The Democratic Republic of the Congo (DRC) is undergoing a political crisis after the government’s failure to organise presidential elections, and President Joseph Kabila’s determination to retain power beyond his two constitutional terms.
The main opposition coalition, the Rally for Congolese Democracy (the Rassemblement), had promised to organise mass protests across the country to force the 45-year-old president out of office on December 19, 2016 when his last term ended. A move which analysts feared would have plunged the most populous French-speaking nation into a bloodbath – considering the security forces’ proven determination to repress any anti-government demonstrations. Earlier protests had led to dozens of deaths and arrests of opposition leaders and supporters.

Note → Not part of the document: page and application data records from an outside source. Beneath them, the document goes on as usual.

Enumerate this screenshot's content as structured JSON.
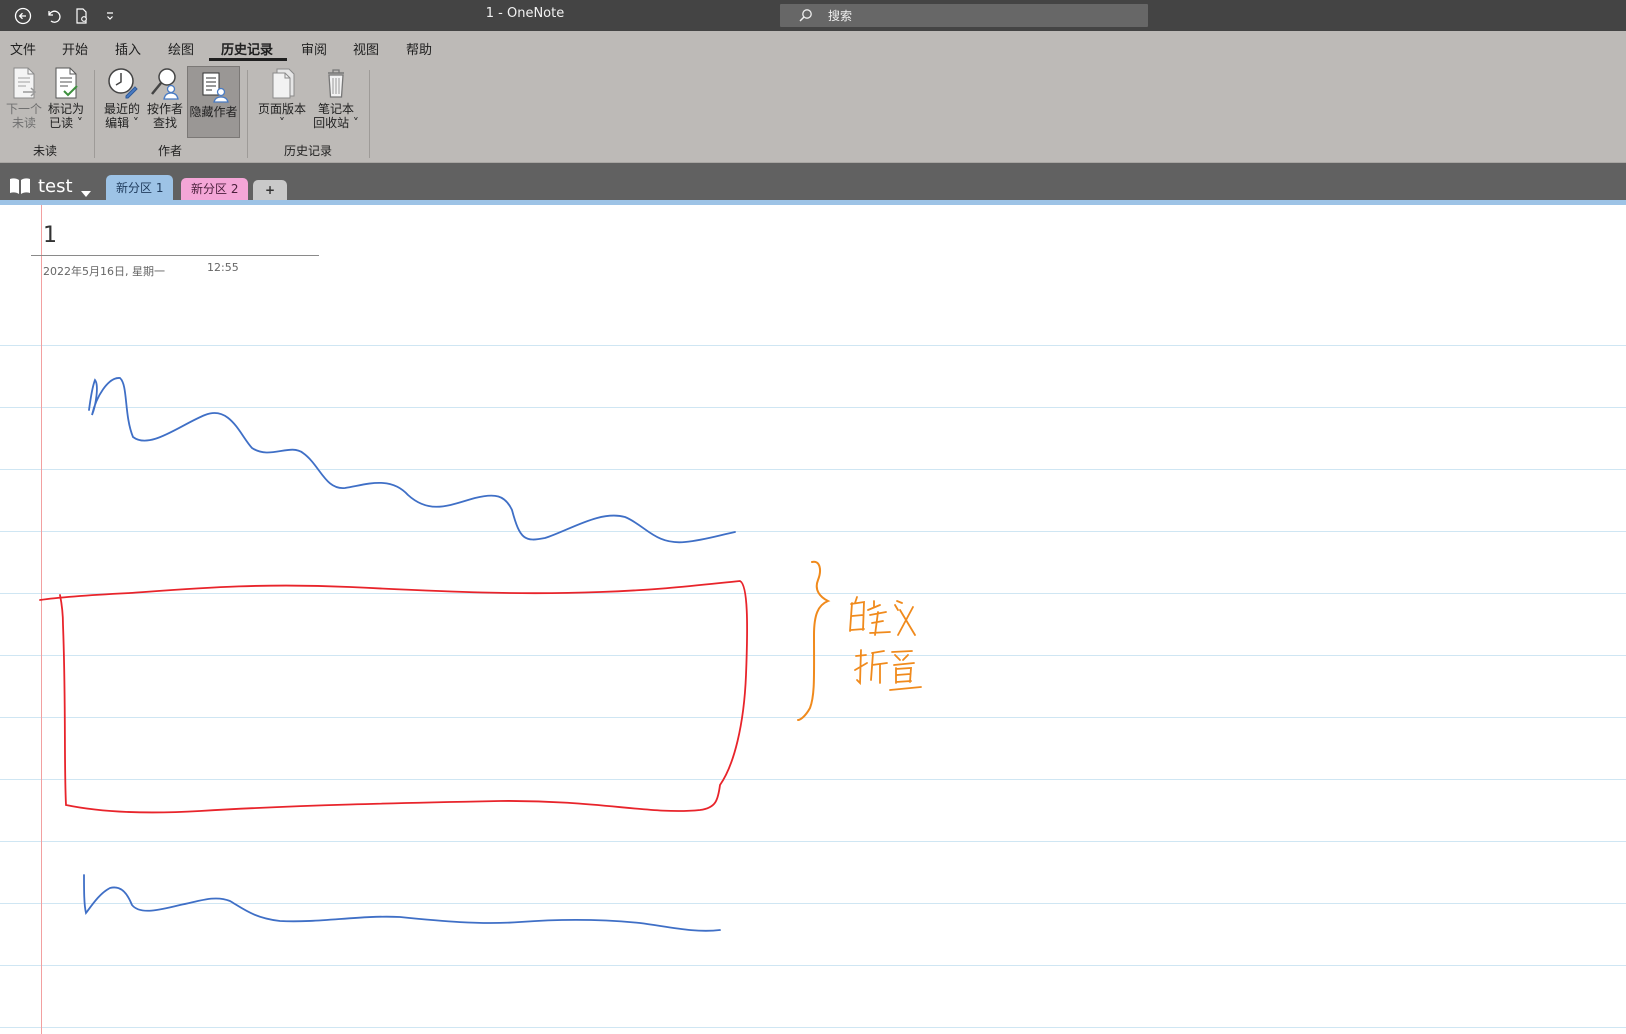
{
  "window": {
    "title": "1  -  OneNote",
    "search_placeholder": "搜索"
  },
  "menu": {
    "tabs": [
      "文件",
      "开始",
      "插入",
      "绘图",
      "历史记录",
      "审阅",
      "视图",
      "帮助"
    ],
    "active": "历史记录"
  },
  "ribbon": {
    "unread": {
      "label": "未读",
      "next_unread": [
        "下一个",
        "未读"
      ],
      "mark_read": [
        "标记为",
        "已读 ˅"
      ]
    },
    "author": {
      "label": "作者",
      "recent_edits": [
        "最近的",
        "编辑 ˅"
      ],
      "find_by_author": [
        "按作者",
        "查找"
      ],
      "hide_authors": "隐藏作者"
    },
    "history": {
      "label": "历史记录",
      "page_versions": [
        "页面版本",
        "˅"
      ],
      "notebook_recycle": [
        "笔记本",
        "回收站 ˅"
      ]
    }
  },
  "notebook": {
    "name": "test",
    "sections": [
      "新分区 1",
      "新分区 2"
    ],
    "add_label": "+"
  },
  "page": {
    "title": "1",
    "date": "2022年5月16日, 星期一",
    "time": "12:55",
    "handwriting": "自定义 折叠"
  },
  "colors": {
    "titlebar": "#444444",
    "ribbon": "#bdbab7",
    "section1": "#9dc3e6",
    "section2": "#f4a6d7",
    "ink_blue": "#3f6fc6",
    "ink_red": "#e8242b",
    "ink_orange": "#f08a1c"
  }
}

It took mediation by the Catholic bishops of the National Episcopal Conference of Congo (CENCO) to save the country from reaching a boiling point. CENCO’s mediation led to the 31 December agreement allowing Kabila to preside over a transitional government led by a Prime Minister from the Rassemblement – with a mandate to schedule elections by December 2017.
Four months on the main actors have failed to agree on a process to choose the prime minister, as well as the assignment of important ministerial posts – shuttering any hopes of holding elections this year.

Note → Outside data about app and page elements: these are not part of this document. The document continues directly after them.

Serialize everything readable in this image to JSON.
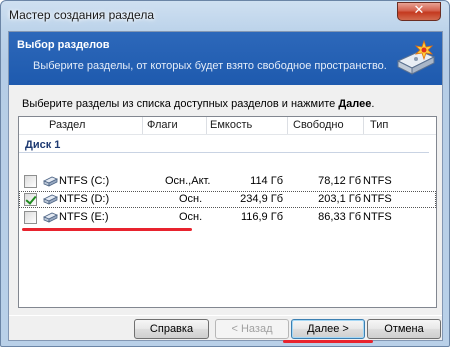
{
  "window": {
    "title": "Мастер создания раздела",
    "close_symbol": "✕"
  },
  "banner": {
    "title": "Выбор разделов",
    "subtitle": "Выберите разделы, от которых будет взято свободное пространство.",
    "icon": "partition-wizard-icon"
  },
  "instruction": {
    "text": "Выберите разделы из списка доступных разделов и нажмите ",
    "bold": "Далее",
    "tail": "."
  },
  "table": {
    "headers": [
      "Раздел",
      "Флаги",
      "Емкость",
      "Свободно",
      "Тип"
    ],
    "group": "Диск 1",
    "rows": [
      {
        "checked": false,
        "name": "NTFS (C:)",
        "flags": "Осн.,Акт.",
        "capacity": "114 Гб",
        "free": "78,12 Гб",
        "type": "NTFS"
      },
      {
        "checked": true,
        "name": "NTFS (D:)",
        "flags": "Осн.",
        "capacity": "234,9 Гб",
        "free": "203,1 Гб",
        "type": "NTFS"
      },
      {
        "checked": false,
        "name": "NTFS (E:)",
        "flags": "Осн.",
        "capacity": "116,9 Гб",
        "free": "86,33 Гб",
        "type": "NTFS"
      }
    ]
  },
  "buttons": {
    "help": "Справка",
    "back": "< Назад",
    "next": "Далее >",
    "cancel": "Отмена"
  },
  "colors": {
    "banner": "#1e5aae",
    "highlight_underline": "#e8232e",
    "check": "#1f8a1f"
  }
}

CENCO’s announcement in March of the total collapse of the direct negotiations led Kabila to picking Bruno Tshibala— a member of a dissident faction of the Rassemblement— for the post of prime minister, was contested by the main faction of the Rassemblement.
Attempts by the main faction of the Rassemblement to organize popular protests to force Kabila to respect the political agreement have so far been unsuccessful, an apparent sign of weakness within the opposition.

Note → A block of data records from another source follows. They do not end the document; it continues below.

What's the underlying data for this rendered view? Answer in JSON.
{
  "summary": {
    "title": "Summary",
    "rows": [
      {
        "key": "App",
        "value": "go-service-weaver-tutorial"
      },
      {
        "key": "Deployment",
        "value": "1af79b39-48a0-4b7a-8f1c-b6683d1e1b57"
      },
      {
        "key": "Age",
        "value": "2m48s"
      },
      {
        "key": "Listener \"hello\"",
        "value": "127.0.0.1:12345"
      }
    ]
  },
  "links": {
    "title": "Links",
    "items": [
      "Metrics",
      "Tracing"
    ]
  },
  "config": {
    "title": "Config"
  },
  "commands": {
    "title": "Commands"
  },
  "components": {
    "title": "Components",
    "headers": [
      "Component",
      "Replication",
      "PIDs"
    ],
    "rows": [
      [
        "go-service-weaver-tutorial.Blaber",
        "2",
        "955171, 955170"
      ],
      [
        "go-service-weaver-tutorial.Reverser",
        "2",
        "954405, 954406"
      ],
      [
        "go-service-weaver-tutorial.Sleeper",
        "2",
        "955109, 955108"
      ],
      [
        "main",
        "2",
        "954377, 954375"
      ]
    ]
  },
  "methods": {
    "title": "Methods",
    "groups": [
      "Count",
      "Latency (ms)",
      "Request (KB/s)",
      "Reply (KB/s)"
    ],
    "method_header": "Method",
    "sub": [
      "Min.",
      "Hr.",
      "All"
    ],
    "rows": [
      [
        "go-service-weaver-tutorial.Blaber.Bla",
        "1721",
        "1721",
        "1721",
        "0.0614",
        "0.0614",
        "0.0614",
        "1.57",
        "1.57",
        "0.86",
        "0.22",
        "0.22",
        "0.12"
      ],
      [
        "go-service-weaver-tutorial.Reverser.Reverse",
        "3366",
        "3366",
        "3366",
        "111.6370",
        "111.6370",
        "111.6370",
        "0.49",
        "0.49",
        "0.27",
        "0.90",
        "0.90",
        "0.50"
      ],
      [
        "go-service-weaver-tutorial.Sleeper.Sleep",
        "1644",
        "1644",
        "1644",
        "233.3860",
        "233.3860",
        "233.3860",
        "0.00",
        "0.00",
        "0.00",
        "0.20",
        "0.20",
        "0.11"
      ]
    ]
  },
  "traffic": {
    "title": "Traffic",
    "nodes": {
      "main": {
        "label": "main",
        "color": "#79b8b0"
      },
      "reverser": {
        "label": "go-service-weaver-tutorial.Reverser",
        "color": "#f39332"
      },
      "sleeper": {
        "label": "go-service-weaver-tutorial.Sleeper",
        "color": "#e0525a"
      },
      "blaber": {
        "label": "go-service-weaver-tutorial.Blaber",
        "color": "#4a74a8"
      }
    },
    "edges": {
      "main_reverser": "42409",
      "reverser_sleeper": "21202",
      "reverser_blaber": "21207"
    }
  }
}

The opposition seems to have lost its ability to mobilise the masses since the untimely death early this year of Congo’s charismatic opposition and former Rassemblement leader, Etienne Tshisekedi.
The ongoing leadership disputes within the Rassemblement, coupled with the fragmentation of the opposition groups casts serious doubt on the opposition’s ability to keep Kabila in check. Kabila and his allies will capitalise on the opposition’s weaknesses and further delay elections and retain his privileges.
If anything, the current impasse will only exacerbate the worsening economic conditions for most of Congo’s nearly 70 million people. The price of extractive commodities — on which the country overly depends — show no signs of improvement on the global market. The local currency has also failed to recover since its dramatic fall (currently valued at 1,300 to one dollar, compared to 1,100 in November 2016), leading to a price increase of imported basic commodities, such as corn flour, chicken, sugar and rice, amongst others.
This situation has made day-to-day living unbearable for millions of Congolese who are unemployed, and for the few who are fortunate enough to be employed – their meagre salaries do not reflect the high cost of living.
Yet, with security remaining a rare commodity, tough economic conditions are only one of the many dimensions of Congo’s human suffering. More than 400 people have died and more than 1,000,000 have been displaced in the ongoing fighting in the central province of Kasai since 2016, when security forces began fighting a local militia (followers of the slain local Chief, Kamuina Nsapu). The bodies of two UN experts investigating the violence were discovered in a shallow grave in the same area, and the UN has documented 40 mass graves to date.
In Tanganyika province, scores of people are being killed and houses torched on a regular basis, in an ongoing conflict between Pygmy indigenous and Bantu communities.
Security also remains fragile in the northeast of the country, due to the flow of refugees and armed combatants fleeing the South Sudanese civil war, as well as Joseph Kony’s Lord’s Resistance Army’s continued activism.
To make matters worse, the possibility of a renewed conflict in the unstable eastern provinces of Kivu, where over 400 armed groups remain active, cannot be overstated. The recent incursion by the former M23 rebel group, whose military commander and majority of combatants have recently gone missing from a camp where they were being held in neighbouring Uganda, is a cause for serious concern.
Failure by Congolese political actors to implement the 31 December agreement, and its resulting impasse, will worsen the country’s already fragile economic and security situation. This will aggravate anti-government sentiment among the underfed, as well as the fed-ups, and create a precarious environment ripe for social unrest. Yet Kabila and his close associates have not shown any will to improve the situation, and will continue to channel government resources towards repressing any popular protests.